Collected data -
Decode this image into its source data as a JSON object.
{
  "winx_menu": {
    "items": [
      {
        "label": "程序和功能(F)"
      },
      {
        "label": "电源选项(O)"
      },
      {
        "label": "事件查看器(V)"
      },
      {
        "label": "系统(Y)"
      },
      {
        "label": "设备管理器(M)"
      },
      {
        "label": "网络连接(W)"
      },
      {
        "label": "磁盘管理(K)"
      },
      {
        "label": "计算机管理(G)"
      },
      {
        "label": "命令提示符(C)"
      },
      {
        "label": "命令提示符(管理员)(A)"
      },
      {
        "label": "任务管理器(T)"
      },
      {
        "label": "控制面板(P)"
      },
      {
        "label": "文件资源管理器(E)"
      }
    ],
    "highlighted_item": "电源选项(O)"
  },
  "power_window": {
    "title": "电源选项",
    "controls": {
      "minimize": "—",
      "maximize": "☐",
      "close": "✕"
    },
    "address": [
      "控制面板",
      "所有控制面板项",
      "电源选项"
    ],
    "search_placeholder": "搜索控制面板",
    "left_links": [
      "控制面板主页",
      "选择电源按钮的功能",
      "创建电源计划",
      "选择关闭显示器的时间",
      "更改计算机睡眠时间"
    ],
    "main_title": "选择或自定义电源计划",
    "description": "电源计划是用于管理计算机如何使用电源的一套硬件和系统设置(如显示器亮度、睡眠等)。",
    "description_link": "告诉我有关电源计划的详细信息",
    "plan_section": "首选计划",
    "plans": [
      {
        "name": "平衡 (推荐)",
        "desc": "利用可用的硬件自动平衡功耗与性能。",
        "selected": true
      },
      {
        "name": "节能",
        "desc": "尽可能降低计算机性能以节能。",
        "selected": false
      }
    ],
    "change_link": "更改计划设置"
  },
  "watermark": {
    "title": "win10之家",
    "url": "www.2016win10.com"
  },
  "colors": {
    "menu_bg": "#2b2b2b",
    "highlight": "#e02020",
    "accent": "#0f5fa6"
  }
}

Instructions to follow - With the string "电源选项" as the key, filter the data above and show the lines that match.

Completed exercise -
        "label": "电源选项(O)"
    "highlighted_item": "电源选项(O)"
    "title": "电源选项",
      "电源选项"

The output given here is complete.